Five successful Silicon Valley entrepreneurs under 30 endured pains and struggles in helping their ideas see the light of day. But they never gave up. We could all learn a lesson from that.

Vlab event posterRecently I attended the first VLAB event of 2014, a discussion focusing on five successful entrepreneurs under 30 and moderated by 26-year-old Adam Draper, a fourth generation venture capitalist (read more about Adam and Boost VC on nextrends).

These youthful leaders reported their visions, ranging from a coding work-around for app builders to a tool for developing HTML5-based games (GameClosure) to a booking platform for beauty professionals (StyleSeat) to a brain-controlled online game (Crooked Tree Studios), and, finally, the world’s first augmented reality motorcycle helmet (Skully Helmets).

VLAB is the San Francisco Bay Area chapter of the MIT Enterprise Forum, a volunteer run non-profit that hosts monthly events that aim to put the spotlight on technologies, ideas, and people that have the potential to disrupt existing industries.

Despite their age, the panelists all have real-world experience and shared stories of the pains and struggles endured in helping their ideas see the light of day. Here are some of the key messages that emerged:

Words of Wisdom from the Under 30

The panelists all talked about a near-obsession with their ideas and with being repeatedly told that they would get nowhere. To be an entrepreneur is almost like suffering from an affliction.

Melody McCloskey, CEO of StyleSeat, said that choosing carefully who she brought into her inner circle truly helped her build a better product, get great advice, and even raise funds.

Lat Ware, Founder of Crooked Tree Studios, said the advice to take a break every now and again was some of the best he’s ever received. It helped him overcome a period in his life where he was somewhat stuck, working 12-hour days for weeks on end non-stop.

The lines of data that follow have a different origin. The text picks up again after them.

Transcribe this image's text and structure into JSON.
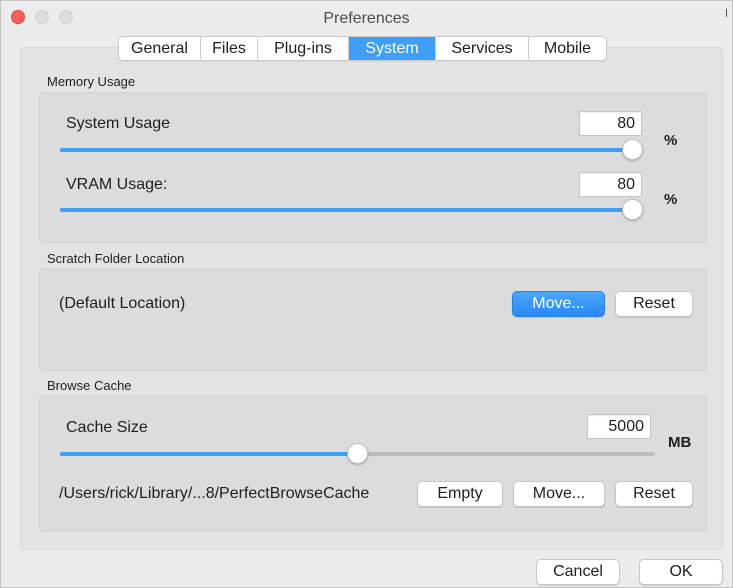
{
  "window": {
    "title": "Preferences"
  },
  "tabs": [
    {
      "label": "General"
    },
    {
      "label": "Files"
    },
    {
      "label": "Plug-ins"
    },
    {
      "label": "System",
      "active": true
    },
    {
      "label": "Services"
    },
    {
      "label": "Mobile"
    }
  ],
  "memory": {
    "section_label": "Memory Usage",
    "system": {
      "label": "System Usage",
      "value": "80",
      "unit": "%",
      "slider_percent": 100
    },
    "vram": {
      "label": "VRAM Usage:",
      "value": "80",
      "unit": "%",
      "slider_percent": 100
    }
  },
  "scratch": {
    "section_label": "Scratch Folder Location",
    "location": "(Default Location)",
    "move_label": "Move...",
    "reset_label": "Reset"
  },
  "cache": {
    "section_label": "Browse Cache",
    "size_label": "Cache Size",
    "size_value": "5000",
    "unit": "MB",
    "slider_percent": 50,
    "path": "/Users/rick/Library/...8/PerfectBrowseCache",
    "empty_label": "Empty",
    "move_label": "Move...",
    "reset_label": "Reset"
  },
  "footer": {
    "cancel_label": "Cancel",
    "ok_label": "OK"
  },
  "colors": {
    "accent": "#3f9ff8",
    "close": "#fc605c"
  }
}
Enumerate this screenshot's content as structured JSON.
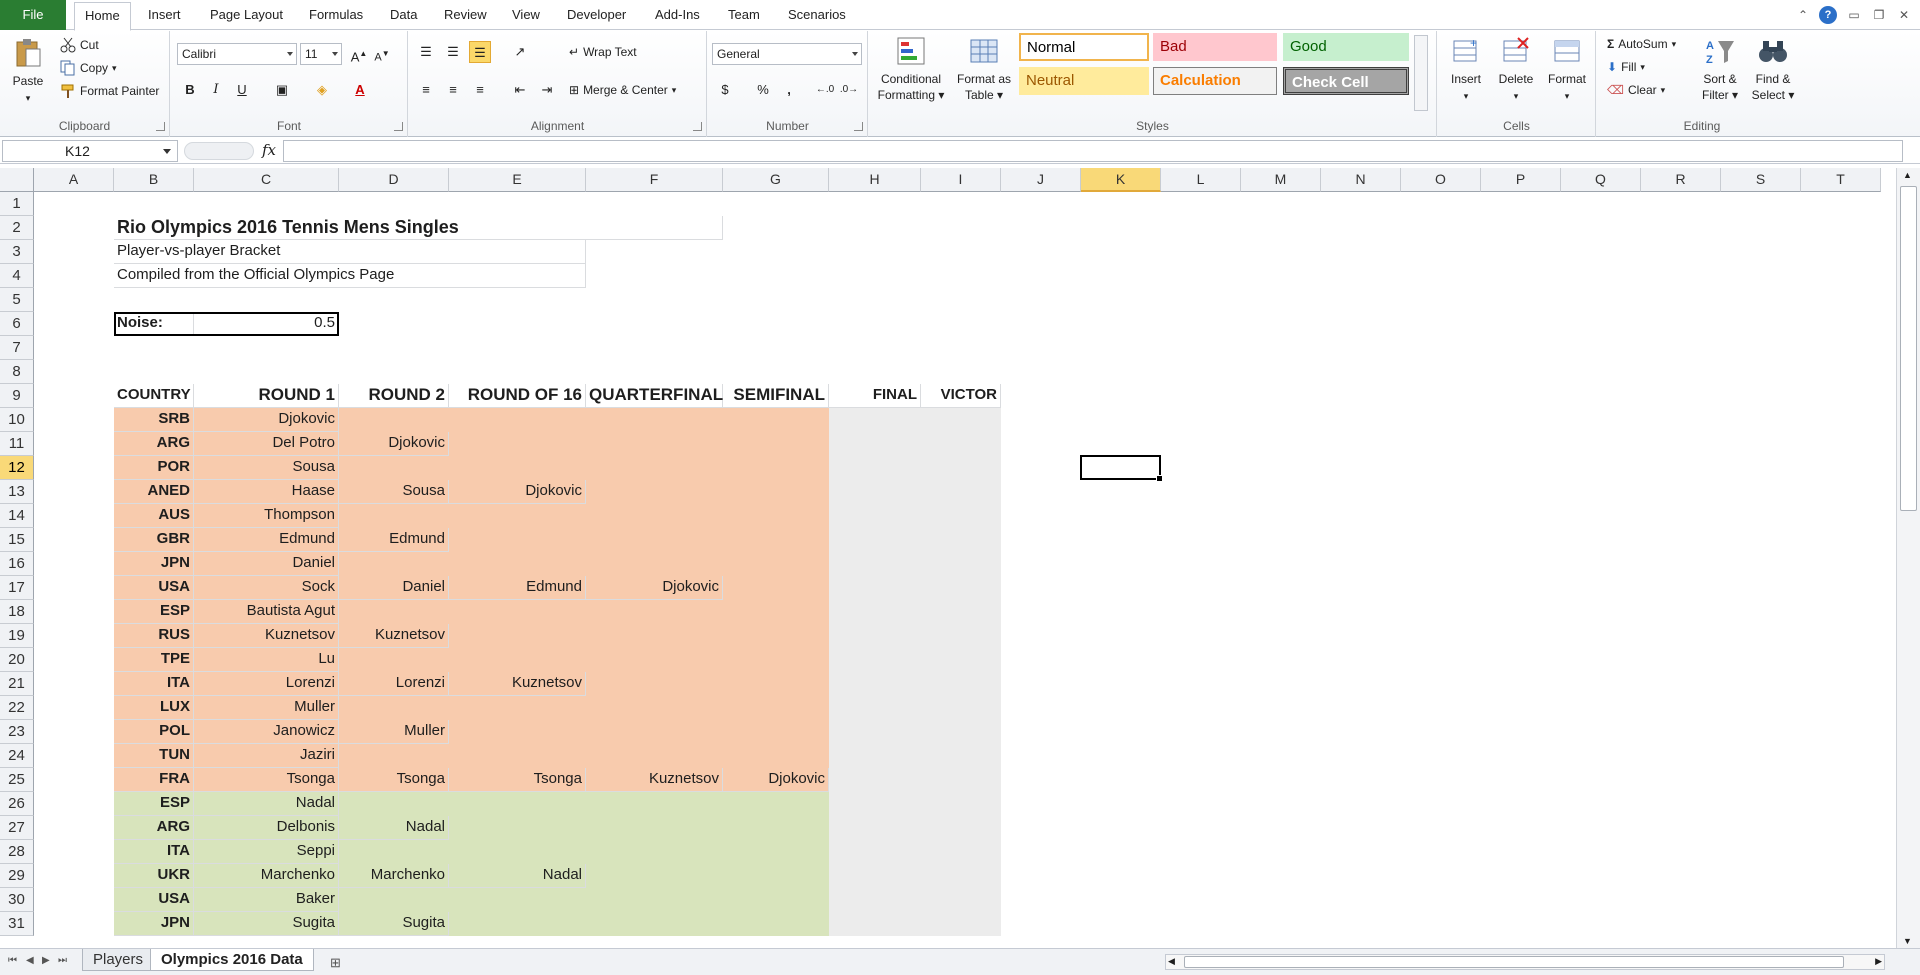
{
  "ribbon_tabs": [
    "File",
    "Home",
    "Insert",
    "Page Layout",
    "Formulas",
    "Data",
    "Review",
    "View",
    "Developer",
    "Add-Ins",
    "Team",
    "Scenarios"
  ],
  "active_tab": "Home",
  "clipboard": {
    "paste": "Paste",
    "cut": "Cut",
    "copy": "Copy",
    "format_painter": "Format Painter",
    "label": "Clipboard"
  },
  "font": {
    "name": "Calibri",
    "size": "11",
    "label": "Font",
    "bold": "B",
    "italic": "I",
    "underline": "U"
  },
  "alignment": {
    "wrap_text": "Wrap Text",
    "merge_center": "Merge & Center",
    "label": "Alignment"
  },
  "number": {
    "format": "General",
    "currency": "$",
    "percent": "%",
    "comma": ",",
    "label": "Number"
  },
  "styles": {
    "conditional_formatting": [
      "Conditional",
      "Formatting"
    ],
    "format_as_table": [
      "Format as",
      "Table"
    ],
    "cells": [
      "Normal",
      "Bad",
      "Good",
      "Neutral",
      "Calculation",
      "Check Cell"
    ],
    "label": "Styles"
  },
  "cells_group": {
    "insert": "Insert",
    "delete": "Delete",
    "format": "Format",
    "label": "Cells"
  },
  "editing": {
    "autosum": "AutoSum",
    "fill": "Fill",
    "clear": "Clear",
    "sort_filter": [
      "Sort &",
      "Filter"
    ],
    "find_select": [
      "Find &",
      "Select"
    ],
    "label": "Editing"
  },
  "formula_bar": {
    "name_box": "K12",
    "fx": "fx",
    "formula": ""
  },
  "columns": [
    "A",
    "B",
    "C",
    "D",
    "E",
    "F",
    "G",
    "H",
    "I",
    "J",
    "K",
    "L",
    "M",
    "N",
    "O",
    "P",
    "Q",
    "R",
    "S",
    "T"
  ],
  "selected_column": "K",
  "selected_row": 12,
  "rows": [
    1,
    2,
    3,
    4,
    5,
    6,
    7,
    8,
    9,
    10,
    11,
    12,
    13,
    14,
    15,
    16,
    17,
    18,
    19,
    20,
    21,
    22,
    23,
    24,
    25,
    26,
    27,
    28,
    29,
    30,
    31
  ],
  "sheet": {
    "title": "Rio Olympics 2016 Tennis Mens Singles",
    "subtitle": "Player-vs-player Bracket",
    "source": "Compiled from the Official Olympics Page",
    "noise_label": "Noise:",
    "noise_value": "0.5",
    "headers": [
      "COUNTRY",
      "ROUND 1",
      "ROUND 2",
      "ROUND OF 16",
      "QUARTERFINAL",
      "SEMIFINAL",
      "FINAL",
      "VICTOR"
    ],
    "bracket": [
      [
        "SRB",
        "Djokovic",
        "",
        "",
        "",
        ""
      ],
      [
        "ARG",
        "Del Potro",
        "Djokovic",
        "",
        "",
        ""
      ],
      [
        "POR",
        "Sousa",
        "",
        "",
        "",
        ""
      ],
      [
        "ANED",
        "Haase",
        "Sousa",
        "Djokovic",
        "",
        ""
      ],
      [
        "AUS",
        "Thompson",
        "",
        "",
        "",
        ""
      ],
      [
        "GBR",
        "Edmund",
        "Edmund",
        "",
        "",
        ""
      ],
      [
        "JPN",
        "Daniel",
        "",
        "",
        "",
        ""
      ],
      [
        "USA",
        "Sock",
        "Daniel",
        "Edmund",
        "Djokovic",
        ""
      ],
      [
        "ESP",
        "Bautista Agut",
        "",
        "",
        "",
        ""
      ],
      [
        "RUS",
        "Kuznetsov",
        "Kuznetsov",
        "",
        "",
        ""
      ],
      [
        "TPE",
        "Lu",
        "",
        "",
        "",
        ""
      ],
      [
        "ITA",
        "Lorenzi",
        "Lorenzi",
        "Kuznetsov",
        "",
        ""
      ],
      [
        "LUX",
        "Muller",
        "",
        "",
        "",
        ""
      ],
      [
        "POL",
        "Janowicz",
        "Muller",
        "",
        "",
        ""
      ],
      [
        "TUN",
        "Jaziri",
        "",
        "",
        "",
        ""
      ],
      [
        "FRA",
        "Tsonga",
        "Tsonga",
        "Tsonga",
        "Kuznetsov",
        "Djokovic"
      ],
      [
        "ESP",
        "Nadal",
        "",
        "",
        "",
        ""
      ],
      [
        "ARG",
        "Delbonis",
        "Nadal",
        "",
        "",
        ""
      ],
      [
        "ITA",
        "Seppi",
        "",
        "",
        "",
        ""
      ],
      [
        "UKR",
        "Marchenko",
        "Marchenko",
        "Nadal",
        "",
        ""
      ],
      [
        "USA",
        "Baker",
        "",
        "",
        "",
        ""
      ],
      [
        "JPN",
        "Sugita",
        "Sugita",
        "",
        "",
        ""
      ]
    ]
  },
  "sheet_tabs": [
    "Players",
    "Olympics 2016 Data"
  ],
  "active_sheet": "Olympics 2016 Data"
}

Living on a $500/month budget when your rent is already $400 is very difficult and requires a lot of patience and faith in what you are building, shared James Tamplin, CEO of Firebase. All five entrepreneurs agreed that while bootstrapping might have its benefits, if you can get access to capital, you should.

With some exceptions, most panelists agreed that they live by the numbers and metrics they set for themselves. Marcus Weller, CEO of Skully Helmets, also thinks that making new mistakes is a good sign that you are pushing the limits.

While choosing a high profile investor has its advantages, the speakers encouraged aspiring entrepreneurs to look among their friends and their network first. Moderator Adam Draper mentioned that the best startups at his program are those emailing him at 2am. Not a coincidence, he says.

Michael Carter, CEO of GameClosure, advocated for StartX, Stanford’s student-run startup accelerator, and its main benefit: a network of like-minded individuals. However, other CEOs insisted that success is still possible without being part of a formal program.

I’m still not sure if we can attribute the success of these under 30 entrepreneurs to talent, persistence, tenacity, great ideas, or sheer luck. What is clear to me is that they all leveraged one key factor: their youth with its inherent appetite for risk and excitement for the new. We could all take a lesson from that.

Watch the panel discussion.